Dataset rows describing interfaces
....

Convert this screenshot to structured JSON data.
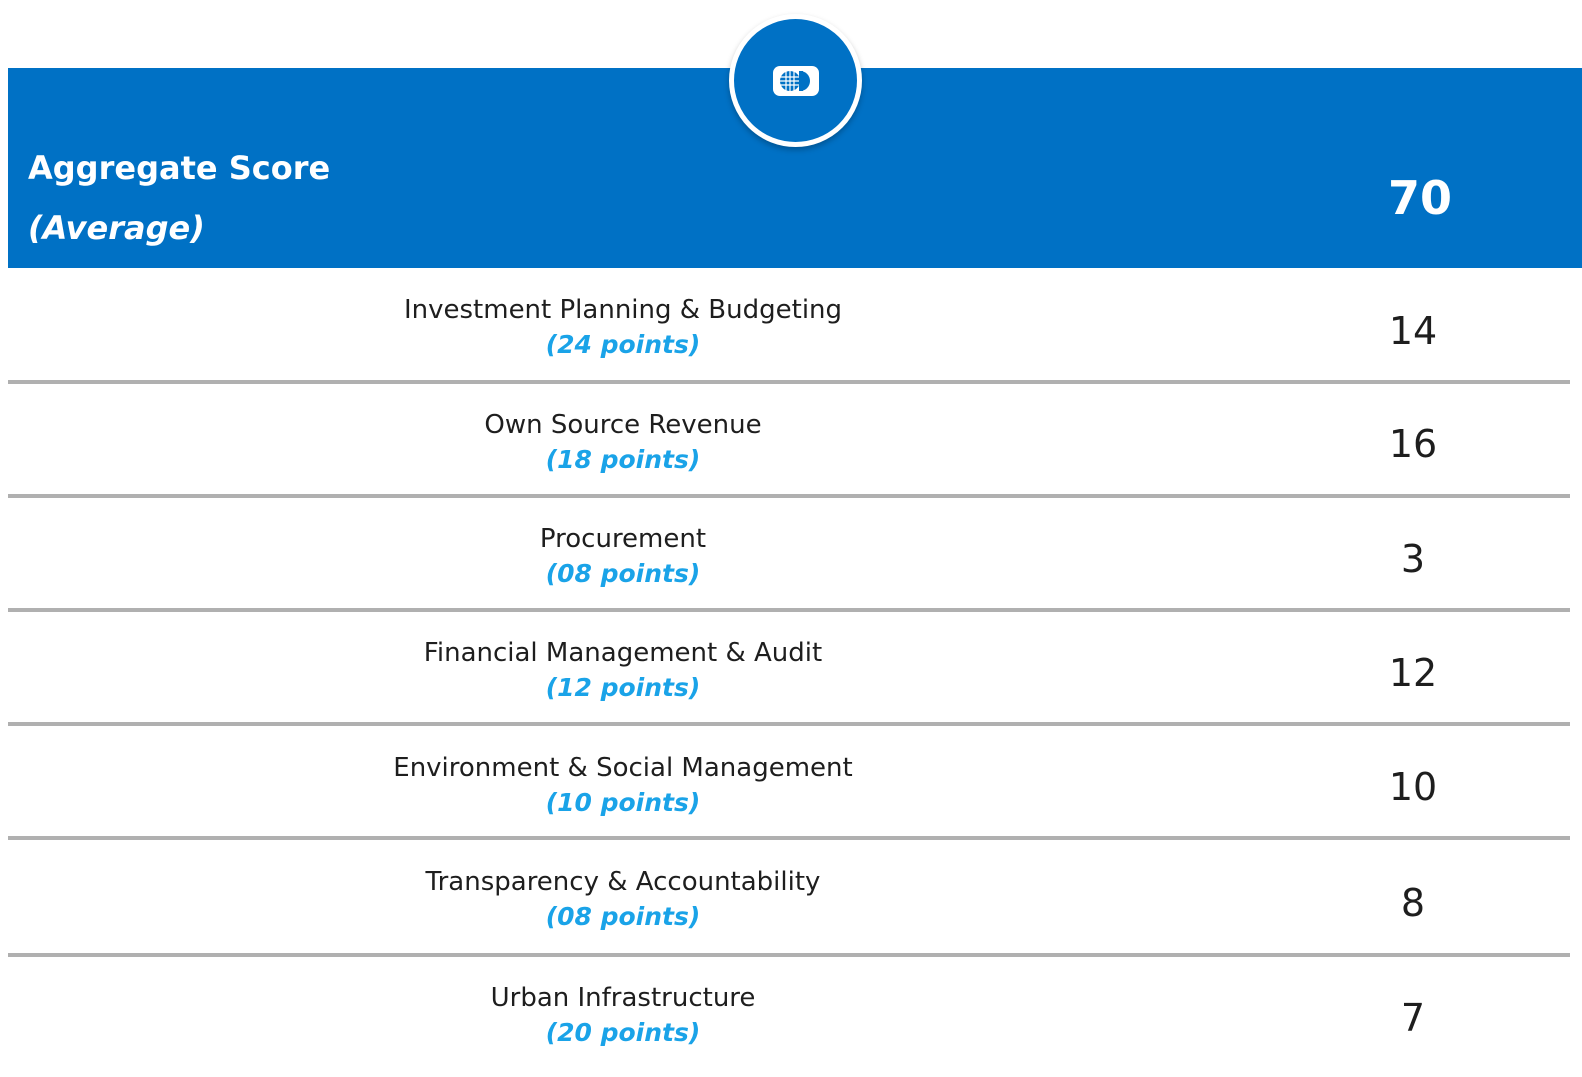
{
  "header": {
    "title": "Aggregate Score",
    "subtitle": "(Average)",
    "score": "70",
    "logo_icon": "globe-logo-icon",
    "band_color": "#0071c5"
  },
  "rows": [
    {
      "name": "Investment Planning & Budgeting",
      "points": "(24 points)",
      "score": "14"
    },
    {
      "name": "Own Source Revenue",
      "points": "(18 points)",
      "score": "16"
    },
    {
      "name": "Procurement",
      "points": "(08 points)",
      "score": "3"
    },
    {
      "name": "Financial Management & Audit",
      "points": "(12 points)",
      "score": "12"
    },
    {
      "name": "Environment & Social Management",
      "points": "(10 points)",
      "score": "10"
    },
    {
      "name": "Transparency & Accountability",
      "points": "(08 points)",
      "score": "8"
    },
    {
      "name": "Urban Infrastructure",
      "points": "(20 points)",
      "score": "7"
    }
  ],
  "colors": {
    "points_text": "#1aa3e8",
    "divider": "#b0b0b0"
  }
}
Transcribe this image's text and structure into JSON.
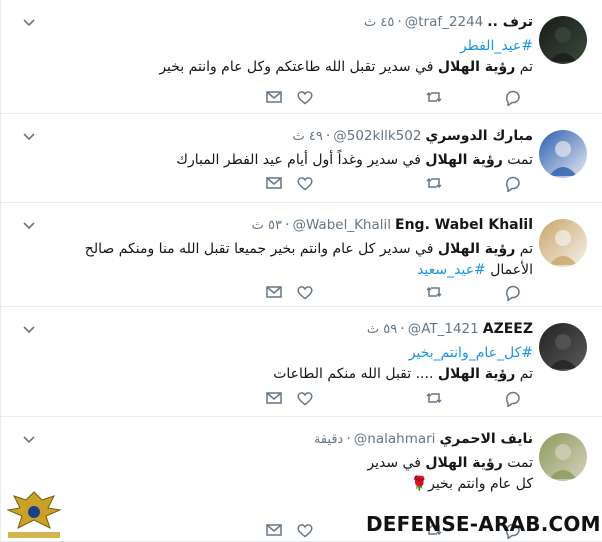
{
  "tweets": [
    {
      "name": "ترف ..",
      "handle": "@traf_2244",
      "time": "٤٥ ث",
      "lines": [
        [
          {
            "t": "#عيد_الفطر",
            "s": "hashtag"
          }
        ],
        [
          {
            "t": "تم ",
            "s": ""
          },
          {
            "t": "رؤية الهلال",
            "s": "bold"
          },
          {
            "t": " في سدير تقبل الله طاعتكم وكل عام وانتم بخير",
            "s": ""
          }
        ]
      ],
      "avatar": {
        "colors": [
          "#1a1a1a",
          "#3a4a3a"
        ],
        "icon": "night-scene-avatar"
      }
    },
    {
      "name": "مبارك الدوسري",
      "handle": "@502kllk502",
      "time": "٤٩ ث",
      "lines": [
        [
          {
            "t": "تمت ",
            "s": ""
          },
          {
            "t": "رؤية الهلال",
            "s": "bold"
          },
          {
            "t": " في سدير وغداً أول أيام عيد الفطر المبارك",
            "s": ""
          }
        ]
      ],
      "avatar": {
        "colors": [
          "#2a5fb0",
          "#e8e8f0"
        ],
        "icon": "team-photo-avatar"
      }
    },
    {
      "name": "Eng. Wabel Khalil",
      "handle": "@Wabel_Khalil",
      "time": "٥٣ ث",
      "lines": [
        [
          {
            "t": "تم ",
            "s": ""
          },
          {
            "t": "رؤية الهلال",
            "s": "bold"
          },
          {
            "t": " في سدير كل عام وانتم بخير جميعا تقبل الله منا ومنكم صالح",
            "s": ""
          }
        ],
        [
          {
            "t": "الأعمال ",
            "s": ""
          },
          {
            "t": "#عيد_سعيد",
            "s": "hashtag"
          }
        ]
      ],
      "avatar": {
        "colors": [
          "#c9a46a",
          "#f4f1ea"
        ],
        "icon": "person-avatar"
      }
    },
    {
      "name": "AZEEZ",
      "handle": "@AT_1421",
      "time": "٥٩ ث",
      "lines": [
        [
          {
            "t": "#كل_عام_وانتم_بخير",
            "s": "hashtag"
          }
        ],
        [
          {
            "t": "تم ",
            "s": ""
          },
          {
            "t": "رؤية الهلال",
            "s": "bold"
          },
          {
            "t": " .... تقبل الله منكم الطاعات",
            "s": ""
          }
        ]
      ],
      "avatar": {
        "colors": [
          "#222222",
          "#5a5a5a"
        ],
        "icon": "dark-logo-avatar"
      }
    },
    {
      "name": "نايف الاحمري",
      "handle": "@nalahmari",
      "time": "دقيقة",
      "lines": [
        [
          {
            "t": "تمت ",
            "s": ""
          },
          {
            "t": "رؤية الهلال",
            "s": "bold"
          },
          {
            "t": " في سدير",
            "s": ""
          }
        ],
        [
          {
            "t": " ",
            "s": ""
          }
        ],
        [
          {
            "t": "كل عام وانتم بخير",
            "s": ""
          },
          {
            "t": "🌹",
            "s": ""
          }
        ]
      ],
      "avatar": {
        "colors": [
          "#8a9a5b",
          "#d8d2c0"
        ],
        "icon": "desert-person-avatar"
      }
    }
  ],
  "watermark": {
    "text": "DEFENSE-ARAB.COM",
    "logo_text": "ARAB DEFENSE FORUM"
  },
  "colors": {
    "link": "#1b95e0",
    "secondary": "#657786",
    "icon": "#657786",
    "divider": "#e6ecf0"
  }
}
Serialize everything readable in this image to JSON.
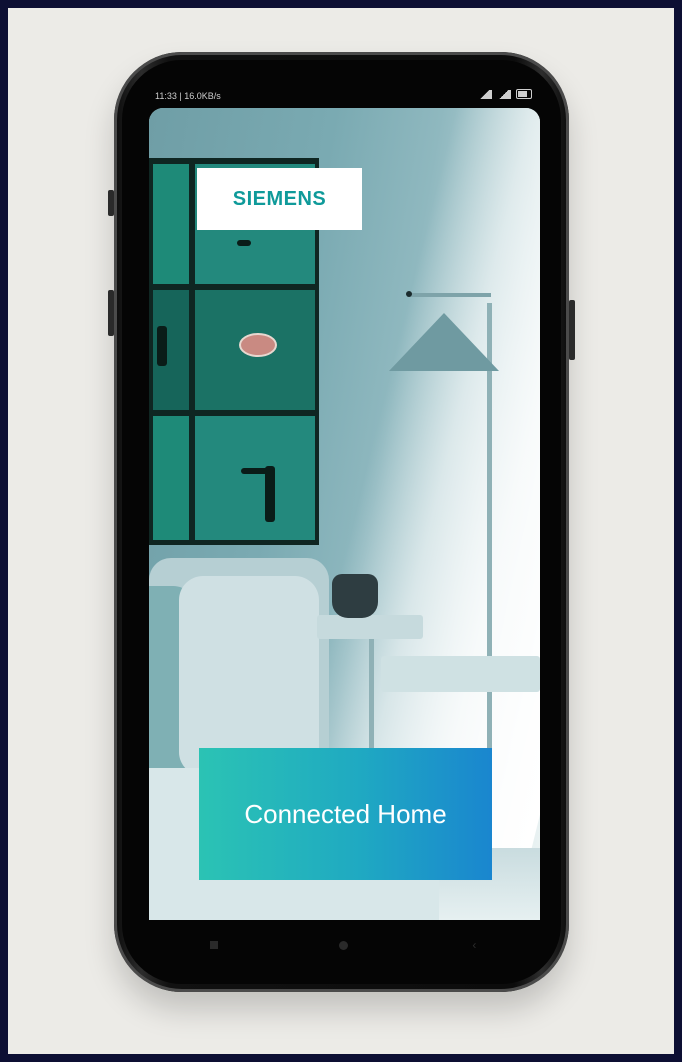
{
  "status_bar": {
    "time_speed": "11:33 | 16.0KB/s"
  },
  "brand": {
    "logo_text": "SIEMENS"
  },
  "banner": {
    "label": "Connected Home"
  },
  "nav": {
    "back_glyph": "‹"
  },
  "colors": {
    "logo": "#0f9a9a",
    "banner_start": "#2bc3b4",
    "banner_end": "#1a86cf",
    "page_background": "#ecebe7"
  },
  "icons": [
    "signal-icon",
    "wifi-icon",
    "battery-icon",
    "recents-icon",
    "home-icon",
    "back-icon"
  ]
}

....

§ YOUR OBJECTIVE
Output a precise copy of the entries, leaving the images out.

§ OUTPUT FOR THIS TASK
Convert this screenshot to structured JSON data.
{
  "header": {
    "title": "Aggregate Score",
    "subtitle": "(Average)",
    "score": "70",
    "logo_icon": "globe-logo-icon",
    "band_color": "#0071c5"
  },
  "rows": [
    {
      "name": "Investment Planning & Budgeting",
      "points": "(24 points)",
      "score": "14"
    },
    {
      "name": "Own Source Revenue",
      "points": "(18 points)",
      "score": "16"
    },
    {
      "name": "Procurement",
      "points": "(08 points)",
      "score": "3"
    },
    {
      "name": "Financial Management & Audit",
      "points": "(12 points)",
      "score": "12"
    },
    {
      "name": "Environment & Social Management",
      "points": "(10 points)",
      "score": "10"
    },
    {
      "name": "Transparency & Accountability",
      "points": "(08 points)",
      "score": "8"
    },
    {
      "name": "Urban Infrastructure",
      "points": "(20 points)",
      "score": "7"
    }
  ],
  "colors": {
    "points_text": "#1aa3e8",
    "divider": "#b0b0b0"
  }
}
Transcribe this image's text and structure into JSON.
{
  "tweets": [
    {
      "name": "ترف ..",
      "handle": "@traf_2244",
      "time": "٤٥ ث",
      "lines": [
        [
          {
            "t": "#عيد_الفطر",
            "s": "hashtag"
          }
        ],
        [
          {
            "t": "تم ",
            "s": ""
          },
          {
            "t": "رؤية الهلال",
            "s": "bold"
          },
          {
            "t": " في سدير تقبل الله طاعتكم وكل عام وانتم بخير",
            "s": ""
          }
        ]
      ],
      "avatar": {
        "colors": [
          "#1a1a1a",
          "#3a4a3a"
        ],
        "icon": "night-scene-avatar"
      }
    },
    {
      "name": "مبارك الدوسري",
      "handle": "@502kllk502",
      "time": "٤٩ ث",
      "lines": [
        [
          {
            "t": "تمت ",
            "s": ""
          },
          {
            "t": "رؤية الهلال",
            "s": "bold"
          },
          {
            "t": " في سدير وغداً أول أيام عيد الفطر المبارك",
            "s": ""
          }
        ]
      ],
      "avatar": {
        "colors": [
          "#2a5fb0",
          "#e8e8f0"
        ],
        "icon": "team-photo-avatar"
      }
    },
    {
      "name": "Eng. Wabel Khalil",
      "handle": "@Wabel_Khalil",
      "time": "٥٣ ث",
      "lines": [
        [
          {
            "t": "تم ",
            "s": ""
          },
          {
            "t": "رؤية الهلال",
            "s": "bold"
          },
          {
            "t": " في سدير كل عام وانتم بخير جميعا تقبل الله منا ومنكم صالح",
            "s": ""
          }
        ],
        [
          {
            "t": "الأعمال ",
            "s": ""
          },
          {
            "t": "#عيد_سعيد",
            "s": "hashtag"
          }
        ]
      ],
      "avatar": {
        "colors": [
          "#c9a46a",
          "#f4f1ea"
        ],
        "icon": "person-avatar"
      }
    },
    {
      "name": "AZEEZ",
      "handle": "@AT_1421",
      "time": "٥٩ ث",
      "lines": [
        [
          {
            "t": "#كل_عام_وانتم_بخير",
            "s": "hashtag"
          }
        ],
        [
          {
            "t": "تم ",
            "s": ""
          },
          {
            "t": "رؤية الهلال",
            "s": "bold"
          },
          {
            "t": " .... تقبل الله منكم الطاعات",
            "s": ""
          }
        ]
      ],
      "avatar": {
        "colors": [
          "#222222",
          "#5a5a5a"
        ],
        "icon": "dark-logo-avatar"
      }
    },
    {
      "name": "نايف الاحمري",
      "handle": "@nalahmari",
      "time": "دقيقة",
      "lines": [
        [
          {
            "t": "تمت ",
            "s": ""
          },
          {
            "t": "رؤية الهلال",
            "s": "bold"
          },
          {
            "t": " في سدير",
            "s": ""
          }
        ],
        [
          {
            "t": " ",
            "s": ""
          }
        ],
        [
          {
            "t": "كل عام وانتم بخير",
            "s": ""
          },
          {
            "t": "🌹",
            "s": ""
          }
        ]
      ],
      "avatar": {
        "colors": [
          "#8a9a5b",
          "#d8d2c0"
        ],
        "icon": "desert-person-avatar"
      }
    }
  ],
  "watermark": {
    "text": "DEFENSE-ARAB.COM",
    "logo_text": "ARAB DEFENSE FORUM"
  },
  "colors": {
    "link": "#1b95e0",
    "secondary": "#657786",
    "icon": "#657786",
    "divider": "#e6ecf0"
  }
}
Serialize everything readable in this image to JSON.
{
  "status_bar": {
    "time_speed": "11:33 | 16.0KB/s"
  },
  "brand": {
    "logo_text": "SIEMENS"
  },
  "banner": {
    "label": "Connected Home"
  },
  "nav": {
    "back_glyph": "‹"
  },
  "colors": {
    "logo": "#0f9a9a",
    "banner_start": "#2bc3b4",
    "banner_end": "#1a86cf",
    "page_background": "#ecebe7"
  },
  "icons": [
    "signal-icon",
    "wifi-icon",
    "battery-icon",
    "recents-icon",
    "home-icon",
    "back-icon"
  ]
}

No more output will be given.